**Problem**.
When the string "Título" appears in a line of the records, show the whole line.

App and web page records:
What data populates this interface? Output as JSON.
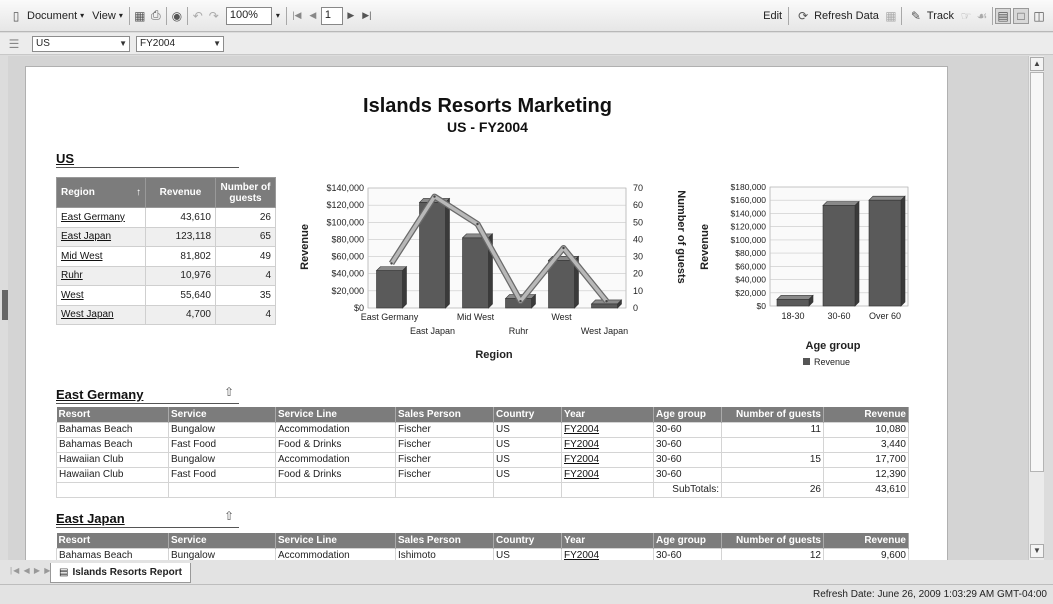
{
  "toolbar": {
    "document": "Document",
    "view": "View",
    "zoom": "100%",
    "page": "1",
    "edit": "Edit",
    "refresh": "Refresh Data",
    "track": "Track"
  },
  "filters": {
    "country": "US",
    "year": "FY2004"
  },
  "report": {
    "title": "Islands Resorts Marketing",
    "subtitle": "US - FY2004",
    "section_us": "US",
    "summary": {
      "headers": [
        "Region",
        "Revenue",
        "Number of guests"
      ],
      "rows": [
        {
          "region": "East Germany",
          "revenue": "43,610",
          "guests": "26"
        },
        {
          "region": "East Japan",
          "revenue": "123,118",
          "guests": "65"
        },
        {
          "region": "Mid West",
          "revenue": "81,802",
          "guests": "49"
        },
        {
          "region": "Ruhr",
          "revenue": "10,976",
          "guests": "4"
        },
        {
          "region": "West",
          "revenue": "55,640",
          "guests": "35"
        },
        {
          "region": "West Japan",
          "revenue": "4,700",
          "guests": "4"
        }
      ]
    },
    "detail_headers": [
      "Resort",
      "Service",
      "Service Line",
      "Sales Person",
      "Country",
      "Year",
      "Age group",
      "Number of guests",
      "Revenue"
    ],
    "east_germany": {
      "title": "East Germany",
      "rows": [
        [
          "Bahamas Beach",
          "Bungalow",
          "Accommodation",
          "Fischer",
          "US",
          "FY2004",
          "30-60",
          "11",
          "10,080"
        ],
        [
          "Bahamas Beach",
          "Fast Food",
          "Food & Drinks",
          "Fischer",
          "US",
          "FY2004",
          "30-60",
          "",
          "3,440"
        ],
        [
          "Hawaiian Club",
          "Bungalow",
          "Accommodation",
          "Fischer",
          "US",
          "FY2004",
          "30-60",
          "15",
          "17,700"
        ],
        [
          "Hawaiian Club",
          "Fast Food",
          "Food & Drinks",
          "Fischer",
          "US",
          "FY2004",
          "30-60",
          "",
          "12,390"
        ]
      ],
      "subtotal_label": "SubTotals:",
      "subtotal_guests": "26",
      "subtotal_revenue": "43,610"
    },
    "east_japan": {
      "title": "East Japan",
      "rows": [
        [
          "Bahamas Beach",
          "Bungalow",
          "Accommodation",
          "Ishimoto",
          "US",
          "FY2004",
          "30-60",
          "12",
          "9,600"
        ]
      ]
    }
  },
  "chart_data": [
    {
      "type": "bar",
      "categories": [
        "East Germany",
        "East Japan",
        "Mid West",
        "Ruhr",
        "West",
        "West Japan"
      ],
      "series": [
        {
          "name": "Revenue",
          "type": "bar",
          "axis": "left",
          "values": [
            43610,
            123118,
            81802,
            10976,
            55640,
            4700
          ]
        },
        {
          "name": "Number of guests",
          "type": "line",
          "axis": "right",
          "values": [
            26,
            65,
            49,
            4,
            35,
            4
          ]
        }
      ],
      "xlabel": "Region",
      "ylabel": "Revenue",
      "y2label": "Number of guests",
      "ylim": [
        0,
        140000
      ],
      "y2lim": [
        0,
        70
      ],
      "yticks": [
        "$0",
        "$20,000",
        "$40,000",
        "$60,000",
        "$80,000",
        "$100,000",
        "$120,000",
        "$140,000"
      ],
      "y2ticks": [
        "0",
        "10",
        "20",
        "30",
        "40",
        "50",
        "60",
        "70"
      ],
      "grid": true
    },
    {
      "type": "bar",
      "categories": [
        "18-30",
        "30-60",
        "Over 60"
      ],
      "series": [
        {
          "name": "Revenue",
          "values": [
            10000,
            152000,
            160000
          ]
        }
      ],
      "xlabel": "Age group",
      "ylabel": "Revenue",
      "ylim": [
        0,
        180000
      ],
      "yticks": [
        "$0",
        "$20,000",
        "$40,000",
        "$60,000",
        "$80,000",
        "$100,000",
        "$120,000",
        "$140,000",
        "$160,000",
        "$180,000"
      ],
      "legend": "Revenue",
      "grid": true
    }
  ],
  "bottom": {
    "tab": "Islands Resorts Report",
    "status": "Refresh Date: June 26, 2009 1:03:29 AM GMT-04:00"
  }
}
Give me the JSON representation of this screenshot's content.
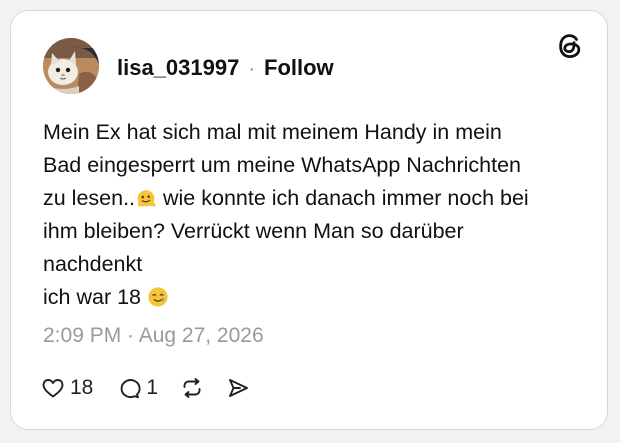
{
  "post": {
    "username": "lisa_031997",
    "separator": "·",
    "follow_label": "Follow",
    "text_line1": "Mein Ex hat sich mal mit meinem Handy in mein",
    "text_line2": "Bad eingesperrt um meine WhatsApp Nachrichten",
    "text_line3a": "zu lesen..",
    "text_line3b": " wie konnte ich danach immer noch bei",
    "text_line4": "ihm bleiben? Verrückt wenn Man so darüber",
    "text_line5": "nachdenkt",
    "text_line6": "ich war 18 ",
    "emoji_1": "melting-face-emoji",
    "emoji_2": "smiling-face-with-tear-emoji",
    "timestamp": "2:09 PM · Aug 27, 2026",
    "likes": "18",
    "replies": "1"
  },
  "icons": {
    "brand": "threads-logo-icon",
    "like": "heart-icon",
    "reply": "speech-bubble-icon",
    "repost": "repost-icon",
    "share": "send-icon"
  },
  "colors": {
    "text": "#111111",
    "muted": "#9a9a9a",
    "background": "#f2f2f2",
    "card": "#ffffff"
  }
}
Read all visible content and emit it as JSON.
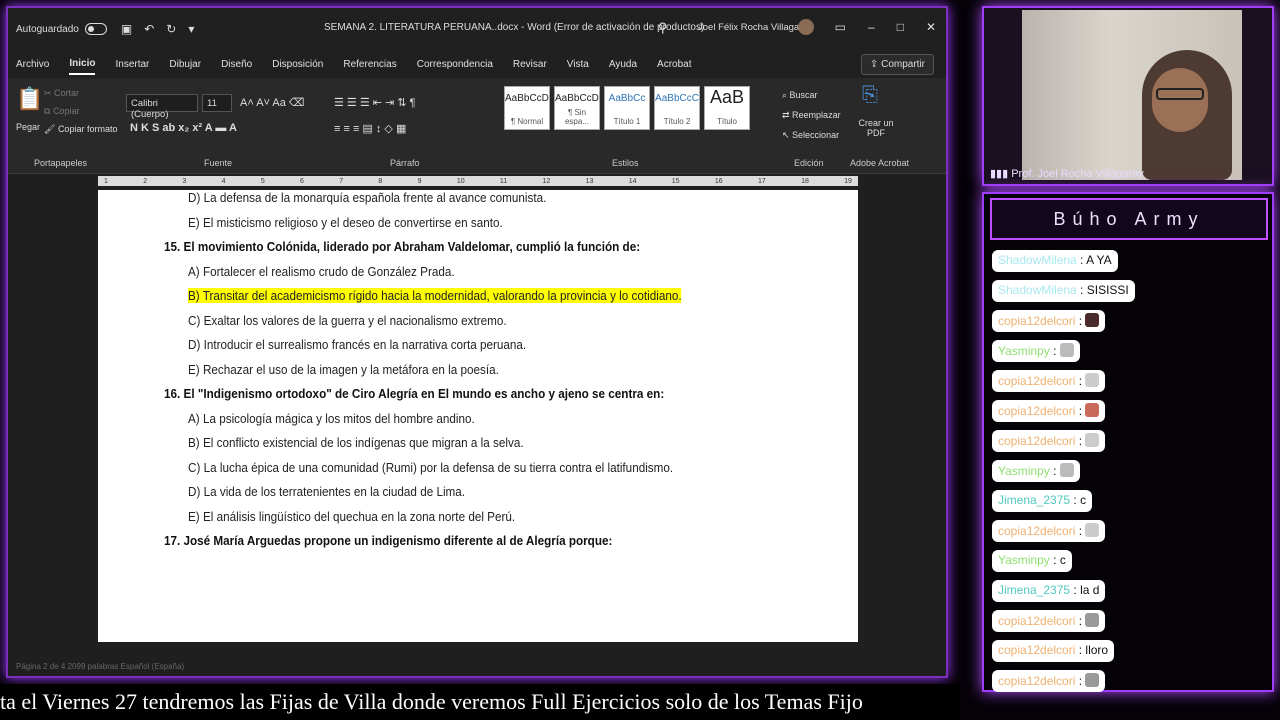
{
  "window": {
    "autosave": "Autoguardado",
    "title": "SEMANA 2. LITERATURA PERUANA..docx - Word (Error de activación de productos)",
    "user": "Joel Félix Rocha Villagaray"
  },
  "menu": [
    "Archivo",
    "Inicio",
    "Insertar",
    "Dibujar",
    "Diseño",
    "Disposición",
    "Referencias",
    "Correspondencia",
    "Revisar",
    "Vista",
    "Ayuda",
    "Acrobat"
  ],
  "share": "Compartir",
  "ribbon": {
    "paste": "Pegar",
    "cut": "Cortar",
    "copy": "Copiar",
    "format_painter": "Copiar formato",
    "font": "Calibri (Cuerpo)",
    "size": "11",
    "styles": [
      {
        "preview": "AaBbCcDc",
        "name": "¶ Normal"
      },
      {
        "preview": "AaBbCcDc",
        "name": "¶ Sin espa..."
      },
      {
        "preview": "AaBbCc",
        "name": "Título 1"
      },
      {
        "preview": "AaBbCcC",
        "name": "Título 2"
      },
      {
        "preview": "AaB",
        "name": "Título"
      }
    ],
    "find": "Buscar",
    "replace": "Reemplazar",
    "select": "Seleccionar",
    "pdf": "Crear un PDF",
    "groups": [
      "Portapapeles",
      "Fuente",
      "Párrafo",
      "Estilos",
      "Edición",
      "Adobe Acrobat"
    ]
  },
  "document": {
    "lines": [
      {
        "text": "D) La defensa de la monarquía española frente al avance comunista.",
        "q": false
      },
      {
        "text": "E) El misticismo religioso y el deseo de convertirse en santo.",
        "q": false
      },
      {
        "text": "15.  El movimiento Colónida, liderado por Abraham Valdelomar, cumplió la función de:",
        "q": true
      },
      {
        "text": "A) Fortalecer el realismo crudo de González Prada.",
        "q": false
      },
      {
        "text": "B) Transitar del academicismo rígido hacia la modernidad, valorando la provincia y lo cotidiano.",
        "q": false,
        "hl": true
      },
      {
        "text": "C) Exaltar los valores de la guerra y el nacionalismo extremo.",
        "q": false
      },
      {
        "text": "D) Introducir el surrealismo francés en la narrativa corta peruana.",
        "q": false
      },
      {
        "text": "E) Rechazar el uso de la imagen y la metáfora en la poesía.",
        "q": false
      },
      {
        "text": "16.  El \"Indigenismo ortodoxo\" de Ciro Alegría en El mundo es ancho y ajeno se centra en:",
        "q": true
      },
      {
        "text": "A) La psicología mágica y los mitos del hombre andino.",
        "q": false
      },
      {
        "text": "B) El conflicto existencial de los indígenas que migran a la selva.",
        "q": false
      },
      {
        "text": "C) La lucha épica de una comunidad (Rumi) por la defensa de su tierra contra el latifundismo.",
        "q": false
      },
      {
        "text": "D) La vida de los terratenientes en la ciudad de Lima.",
        "q": false
      },
      {
        "text": "E) El análisis lingüístico del quechua en la zona norte del Perú.",
        "q": false
      },
      {
        "text": "17.  José María Arguedas propone un indigenismo diferente al de Alegría porque:",
        "q": true
      }
    ]
  },
  "status": "Página 2 de 4   2099 palabras   Español (España)",
  "camera": {
    "name": "Prof. Joel Rocha Villagaray"
  },
  "chat": {
    "title": "Búho Army",
    "messages": [
      {
        "user": "ShadowMilena",
        "text": "A YA",
        "cls": "u-shadow"
      },
      {
        "user": "ShadowMilena",
        "text": "SISISSI",
        "cls": "u-shadow"
      },
      {
        "user": "copia12delcori",
        "text": "",
        "cls": "u-copia",
        "emote": "#4a2a2a"
      },
      {
        "user": "Yasminpy",
        "text": "",
        "cls": "u-yas",
        "emote": "#bbb"
      },
      {
        "user": "copia12delcori",
        "text": "",
        "cls": "u-copia",
        "emote": "#ccc"
      },
      {
        "user": "copia12delcori",
        "text": "",
        "cls": "u-copia",
        "emote": "#c86a5a"
      },
      {
        "user": "copia12delcori",
        "text": "",
        "cls": "u-copia",
        "emote": "#ccc"
      },
      {
        "user": "Yasminpy",
        "text": "",
        "cls": "u-yas",
        "emote": "#bbb"
      },
      {
        "user": "Jimena_2375",
        "text": "c",
        "cls": "u-jim"
      },
      {
        "user": "copia12delcori",
        "text": "",
        "cls": "u-copia",
        "emote": "#ccc"
      },
      {
        "user": "Yasminpy",
        "text": "c",
        "cls": "u-yas"
      },
      {
        "user": "Jimena_2375",
        "text": "la d",
        "cls": "u-jim"
      },
      {
        "user": "copia12delcori",
        "text": "",
        "cls": "u-copia",
        "emote": "#999"
      },
      {
        "user": "copia12delcori",
        "text": "lloro",
        "cls": "u-copia"
      },
      {
        "user": "copia12delcori",
        "text": "",
        "cls": "u-copia",
        "emote": "#999"
      }
    ]
  },
  "ticker": "ta el Viernes 27 tendremos las Fijas de Villa donde veremos Full Ejercicios solo de los Temas Fijo"
}
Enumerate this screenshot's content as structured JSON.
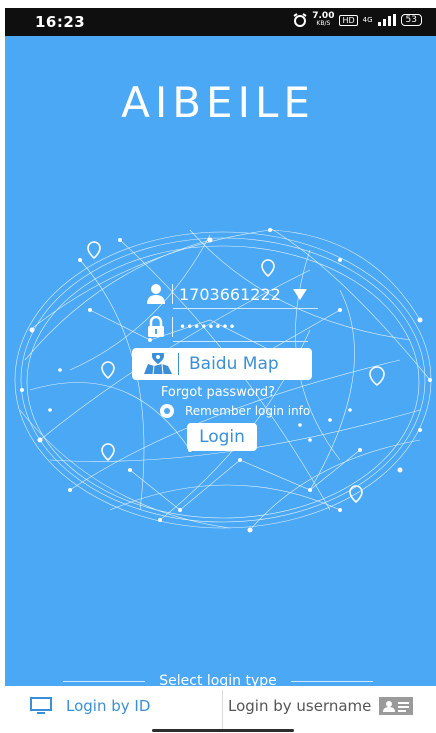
{
  "status_bar": {
    "time": "16:23",
    "net_speed_value": "7.00",
    "net_speed_unit": "KB/S",
    "hd_badge": "HD",
    "signal_label": "4G",
    "battery": "53"
  },
  "app": {
    "title": "AIBEILE"
  },
  "login_form": {
    "account_value": "1703661222",
    "password_mask": "••••••••",
    "map_button_label": "Baidu Map",
    "forgot_password_label": "Forgot password?",
    "remember_label": "Remember login info",
    "remember_checked": true,
    "login_button_label": "Login"
  },
  "login_type": {
    "section_label": "Select login type",
    "tabs": [
      {
        "label": "Login by ID",
        "icon": "monitor-icon",
        "selected": true
      },
      {
        "label": "Login by username",
        "icon": "id-card-icon",
        "selected": false
      }
    ]
  },
  "colors": {
    "background": "#4aa8f4",
    "accent": "#3a8fd8",
    "text_on_accent": "#ffffff"
  }
}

**Problem solution**.
        "name": "Título 1"
        "name": "Título 2"
        "name": "Título"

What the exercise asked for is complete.